A recent Reddit post from user WorkingLime indicated that an all-time high amount of bitcoin passed through LocalBitcoins in Venezuela. Image via Reddit.
LocalBitcoins facilitates peer-to-peer, in-person exchanges of bitcoin and other cryptocurrencies for local fiat currency. The service has proven popular among people who don’t want to link their bank account to a traditional crypto exchange, or who don’t have a bank account at all. About 56 percent of Venezuelans fall into the latter category, according to the World Bank.
Data from Coin Dance from early December confirms that LocalBitcoins saw record-breaking volumes of use in Venezuela over the past several days. The service’s volume jumped from just under 1,300 bitcoins traded in the first week of December to more than 1,600 this week. These figures are part of an upward trend that began in September 2008.
Reddit contributors noted that in addition to LocalBitcoins, other crypto exchange services, including AirTM and Uphold, are currently popular in the country.
Why LocalBitcoins and Why Venezuela?
Lack of access to traditional banks — and, by extension, to crypto exchanges that require users to have a bank account or credit or debit card — is likely one reason why LocalBitcoins has proven so popular in Venezuela. (It has also been a factor in attracting other crypto startups, like Paxful, to the country.)
But it’s not the only reason bitcoin has grown so popular in Venezuela. Also at play is the enormous inflation rates that beset the country’s fiat currency, the bolívar. If the International Monetary Fund is to be believed, the bolívar’s inflation rate could reach 1.37 million percent by the end of this year. Other analysts think the numbers don’t look quite that bad, but however you cut it, it’s clear that the bolívar is experiencing hyperinflation.
What does one do in times of hyperinflation? The old answer was to buy gold, land or other stores of value that are not likely to be sharply affected by swings in the value of a country’s currency.
For people in Venezuela today, the answer is instead to buy bitcoin. Sure, the cryptocurrency may have a history of wild price swings of its own, but they aren’t as bad as those affecting the bolívar. And in contrast to items like gold, bitcoin has the advantage of being readily exchangeable for everyday goods and services.

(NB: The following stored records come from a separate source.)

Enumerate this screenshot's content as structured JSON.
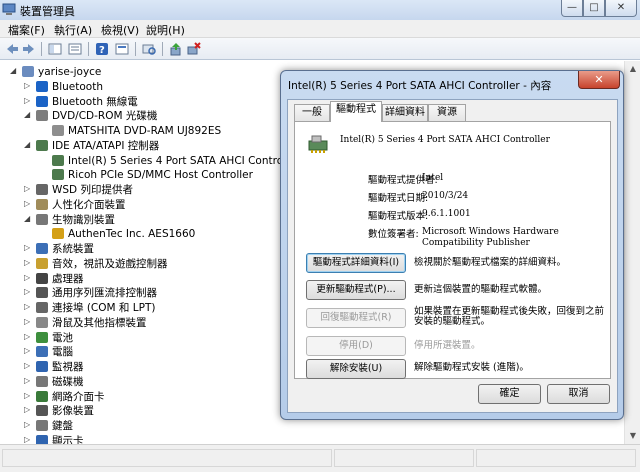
{
  "window": {
    "title": "裝置管理員",
    "min": "—",
    "max": "□",
    "close": "✕"
  },
  "menu": [
    {
      "label": "檔案(F)"
    },
    {
      "label": "執行(A)"
    },
    {
      "label": "檢視(V)"
    },
    {
      "label": "說明(H)"
    }
  ],
  "toolbar": {
    "icons": [
      "back-icon",
      "forward-icon",
      "tree-view-icon",
      "properties-view-icon",
      "help-icon",
      "details-icon",
      "scan-icon",
      "update-driver-icon",
      "uninstall-icon"
    ]
  },
  "tree": {
    "nodes": [
      {
        "label": "yarise-joyce",
        "level": 0,
        "expander": "◢",
        "icon_color": "#6b8cbf"
      },
      {
        "label": "Bluetooth",
        "level": 1,
        "expander": "▷",
        "icon_color": "#1b63c6"
      },
      {
        "label": "Bluetooth 無線電",
        "level": 1,
        "expander": "▷",
        "icon_color": "#1b63c6"
      },
      {
        "label": "DVD/CD-ROM 光碟機",
        "level": 1,
        "expander": "◢",
        "icon_color": "#7d7d7d"
      },
      {
        "label": "MATSHITA DVD-RAM UJ892ES",
        "level": 2,
        "expander": "",
        "icon_color": "#8e8e8e"
      },
      {
        "label": "IDE ATA/ATAPI 控制器",
        "level": 1,
        "expander": "◢",
        "icon_color": "#4d7a4d"
      },
      {
        "label": "Intel(R) 5 Series 4 Port SATA AHCI Controller",
        "level": 2,
        "expander": "",
        "icon_color": "#4d7a4d"
      },
      {
        "label": "Ricoh PCIe SD/MMC Host Controller",
        "level": 2,
        "expander": "",
        "icon_color": "#4d7a4d"
      },
      {
        "label": "WSD 列印提供者",
        "level": 1,
        "expander": "▷",
        "icon_color": "#666666"
      },
      {
        "label": "人性化介面裝置",
        "level": 1,
        "expander": "▷",
        "icon_color": "#a08c5a"
      },
      {
        "label": "生物識別裝置",
        "level": 1,
        "expander": "◢",
        "icon_color": "#777777"
      },
      {
        "label": "AuthenTec Inc. AES1660",
        "level": 2,
        "expander": "",
        "icon_color": "#d4a017"
      },
      {
        "label": "系統裝置",
        "level": 1,
        "expander": "▷",
        "icon_color": "#3c6fb6"
      },
      {
        "label": "音效，視訊及遊戲控制器",
        "level": 1,
        "expander": "▷",
        "icon_color": "#c8a030"
      },
      {
        "label": "處理器",
        "level": 1,
        "expander": "▷",
        "icon_color": "#444444"
      },
      {
        "label": "通用序列匯流排控制器",
        "level": 1,
        "expander": "▷",
        "icon_color": "#555555"
      },
      {
        "label": "連接埠 (COM 和 LPT)",
        "level": 1,
        "expander": "▷",
        "icon_color": "#666666"
      },
      {
        "label": "滑鼠及其他指標裝置",
        "level": 1,
        "expander": "▷",
        "icon_color": "#888888"
      },
      {
        "label": "電池",
        "level": 1,
        "expander": "▷",
        "icon_color": "#3d8f3d"
      },
      {
        "label": "電腦",
        "level": 1,
        "expander": "▷",
        "icon_color": "#3c6fb6"
      },
      {
        "label": "監視器",
        "level": 1,
        "expander": "▷",
        "icon_color": "#2f64b0"
      },
      {
        "label": "磁碟機",
        "level": 1,
        "expander": "▷",
        "icon_color": "#777777"
      },
      {
        "label": "網路介面卡",
        "level": 1,
        "expander": "▷",
        "icon_color": "#3a7a3a"
      },
      {
        "label": "影像裝置",
        "level": 1,
        "expander": "▷",
        "icon_color": "#555555"
      },
      {
        "label": "鍵盤",
        "level": 1,
        "expander": "▷",
        "icon_color": "#777777"
      },
      {
        "label": "顯示卡",
        "level": 1,
        "expander": "▷",
        "icon_color": "#2f64b0"
      }
    ]
  },
  "dialog": {
    "title": "Intel(R) 5 Series 4 Port SATA AHCI Controller - 內容",
    "close": "✕",
    "tabs": [
      {
        "label": "一般"
      },
      {
        "label": "驅動程式",
        "active": true
      },
      {
        "label": "詳細資料"
      },
      {
        "label": "資源"
      }
    ],
    "device_name": "Intel(R) 5 Series 4 Port SATA AHCI Controller",
    "props": [
      {
        "label": "驅動程式提供者:",
        "value": "Intel"
      },
      {
        "label": "驅動程式日期:",
        "value": "2010/3/24"
      },
      {
        "label": "驅動程式版本:",
        "value": "9.6.1.1001"
      },
      {
        "label": "數位簽署者:",
        "value": "Microsoft Windows Hardware Compatibility Publisher"
      }
    ],
    "actions": [
      {
        "button": "驅動程式詳細資料(I)",
        "desc": "檢視關於驅動程式檔案的詳細資料。",
        "enabled": true
      },
      {
        "button": "更新驅動程式(P)...",
        "desc": "更新這個裝置的驅動程式軟體。",
        "enabled": true
      },
      {
        "button": "回復驅動程式(R)",
        "desc": "如果裝置在更新驅動程式後失敗，回復到之前安裝的驅動程式。",
        "enabled": false
      },
      {
        "button": "停用(D)",
        "desc": "停用所選裝置。",
        "enabled": false
      },
      {
        "button": "解除安裝(U)",
        "desc": "解除驅動程式安裝 (進階)。",
        "enabled": true
      }
    ],
    "ok": "確定",
    "cancel": "取消"
  }
}
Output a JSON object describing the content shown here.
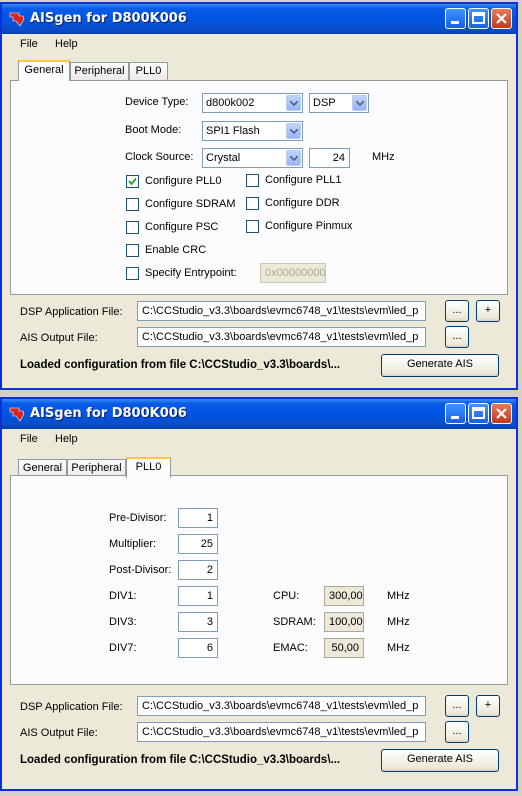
{
  "windows": [
    {
      "title": "AISgen for D800K006",
      "menu": [
        "File",
        "Help"
      ],
      "tabs": [
        "General",
        "Peripheral",
        "PLL0"
      ],
      "active_tab": "General",
      "general": {
        "device_type_label": "Device Type:",
        "device_type_value": "d800k002",
        "device_core_value": "DSP",
        "boot_mode_label": "Boot Mode:",
        "boot_mode_value": "SPI1 Flash",
        "clock_source_label": "Clock Source:",
        "clock_source_value": "Crystal",
        "clock_freq_value": "24",
        "clock_unit": "MHz",
        "checkboxes": [
          {
            "label": "Configure PLL0",
            "checked": true
          },
          {
            "label": "Configure PLL1",
            "checked": false
          },
          {
            "label": "Configure SDRAM",
            "checked": false
          },
          {
            "label": "Configure DDR",
            "checked": false
          },
          {
            "label": "Configure PSC",
            "checked": false
          },
          {
            "label": "Configure Pinmux",
            "checked": false
          },
          {
            "label": "Enable CRC",
            "checked": false
          },
          {
            "label": "Specify Entrypoint:",
            "checked": false
          }
        ],
        "entrypoint_value": "0x00000000"
      },
      "dsp_app_label": "DSP Application File:",
      "dsp_app_value": "C:\\CCStudio_v3.3\\boards\\evmc6748_v1\\tests\\evm\\led_p",
      "ais_out_label": "AIS Output File:",
      "ais_out_value": "C:\\CCStudio_v3.3\\boards\\evmc6748_v1\\tests\\evm\\led_p",
      "browse_label": "...",
      "add_label": "+",
      "status": "Loaded configuration from file C:\\CCStudio_v3.3\\boards\\...",
      "generate_label": "Generate AIS"
    },
    {
      "title": "AISgen for D800K006",
      "menu": [
        "File",
        "Help"
      ],
      "tabs": [
        "General",
        "Peripheral",
        "PLL0"
      ],
      "active_tab": "PLL0",
      "pll": {
        "pre_divisor_label": "Pre-Divisor:",
        "pre_divisor_value": "1",
        "multiplier_label": "Multiplier:",
        "multiplier_value": "25",
        "post_divisor_label": "Post-Divisor:",
        "post_divisor_value": "2",
        "div1_label": "DIV1:",
        "div1_value": "1",
        "div3_label": "DIV3:",
        "div3_value": "3",
        "div7_label": "DIV7:",
        "div7_value": "6",
        "cpu_label": "CPU:",
        "cpu_value": "300,00",
        "sdram_label": "SDRAM:",
        "sdram_value": "100,00",
        "emac_label": "EMAC:",
        "emac_value": "50,00",
        "unit": "MHz"
      },
      "dsp_app_label": "DSP Application File:",
      "dsp_app_value": "C:\\CCStudio_v3.3\\boards\\evmc6748_v1\\tests\\evm\\led_p",
      "ais_out_label": "AIS Output File:",
      "ais_out_value": "C:\\CCStudio_v3.3\\boards\\evmc6748_v1\\tests\\evm\\led_p",
      "browse_label": "...",
      "add_label": "+",
      "status": "Loaded configuration from file C:\\CCStudio_v3.3\\boards\\...",
      "generate_label": "Generate AIS"
    }
  ]
}
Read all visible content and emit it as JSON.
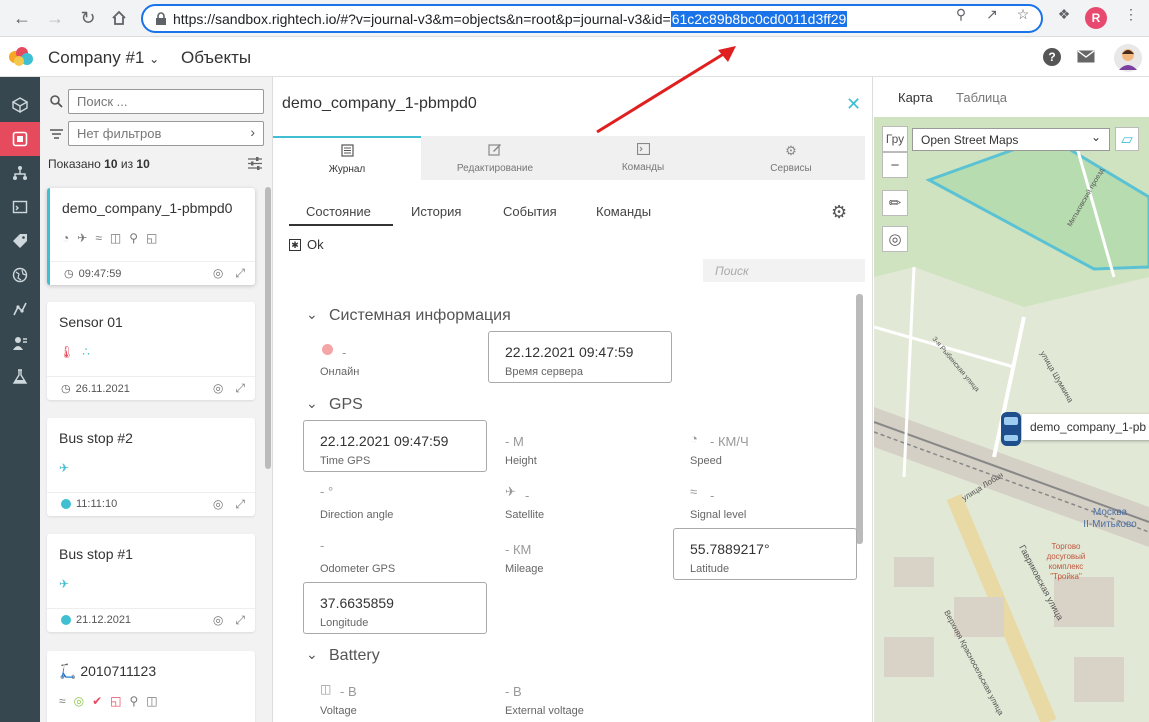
{
  "browser": {
    "url_prefix": "https://sandbox.rightech.io/#?v=journal-v3&m=objects&n=root&p=journal-v3&id=",
    "url_selected": "61c2c89b8bc0cd0011d3ff29",
    "profile_initial": "R"
  },
  "header": {
    "company": "Company #1",
    "section": "Объекты"
  },
  "list": {
    "search_placeholder": "Поиск ...",
    "filter_label": "Нет фильтров",
    "shown_prefix": "Показано ",
    "shown_count": "10",
    "shown_mid": " из ",
    "shown_total": "10",
    "cards": [
      {
        "title": "demo_company_1-pbmpd0",
        "time": "09:47:59"
      },
      {
        "title": "Sensor 01",
        "time": "26.11.2021"
      },
      {
        "title": "Bus stop #2",
        "time": "11:11:10"
      },
      {
        "title": "Bus stop #1",
        "time": "21.12.2021"
      },
      {
        "title": "2010711123",
        "time": ""
      }
    ]
  },
  "detail": {
    "title": "demo_company_1-pbmpd0",
    "tabs": [
      "Журнал",
      "Редактирование",
      "Команды",
      "Сервисы"
    ],
    "subtabs": [
      "Состояние",
      "История",
      "События",
      "Команды"
    ],
    "status": "Ok",
    "search_placeholder": "Поиск",
    "groups": {
      "system": "Системная информация",
      "gps": "GPS",
      "battery": "Battery"
    },
    "system_props": [
      {
        "value": "-",
        "label": "Онлайн"
      },
      {
        "value": "22.12.2021 09:47:59",
        "label": "Время сервера"
      }
    ],
    "gps_props": [
      {
        "value": "22.12.2021 09:47:59",
        "label": "Time GPS"
      },
      {
        "value": "- М",
        "label": "Height"
      },
      {
        "value": "- КМ/Ч",
        "label": "Speed"
      },
      {
        "value": "- °",
        "label": "Direction angle"
      },
      {
        "value": "-",
        "label": "Satellite"
      },
      {
        "value": "-",
        "label": "Signal level"
      },
      {
        "value": "-",
        "label": "Odometer GPS"
      },
      {
        "value": "- КМ",
        "label": "Mileage"
      },
      {
        "value": "55.7889217°",
        "label": "Latitude"
      },
      {
        "value": "37.6635859",
        "label": "Longitude"
      }
    ],
    "battery_props": [
      {
        "value": "- В",
        "label": "Voltage"
      },
      {
        "value": "- В",
        "label": "External voltage"
      }
    ]
  },
  "map": {
    "tabs": [
      "Карта",
      "Таблица"
    ],
    "layer": "Open Street Maps",
    "partial_label": "Гру",
    "marker_label": "demo_company_1-pb",
    "station_name": "Москва\nII-Митьково",
    "poi_name": "Торгово\nдосуговый\nкомплекс\n\"Тройка\"",
    "streets": [
      "Гавриковская улица",
      "улица Шумкина",
      "улица Лобач",
      "Верхняя Красносельская улица",
      "3-я Рыбинская улица",
      "Митьковский проезд"
    ]
  },
  "colors": {
    "accent": "#3fbfd1",
    "rail_active": "#e64a5d",
    "rail": "#37474f"
  }
}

That’s that main factor driving its popularity in Venezuela at the moment. As one Reddit contributor wrote on the thread, referring to bitcoin, “Regardless of its value now, they still use this the most as it helps them survive or make more use of their earnings.”
Speaking of bitcoin’s value, it’s worth noting that it has fallen sharply in recent weeks — which means bitcoin has actually deflated, by one measure. That is also part of the reason why LocalBitcoins trading volume is up in Venezuela: As bitcoin becomes worth less, Venezuelans can buy more of it. But the decline in bitcoin’s value only partly explains why Venezuelans are now buying more bitcoin than ever before on LocalBitcoins.
Venezuela’s hyperinflation situation is likely not the proving ground for bitcoin that many cryptocurrency enthusiasts would prefer. But it is perhaps the best real-world example to date of how cryptocurrency can save the day for people whose fiat currency totally fails.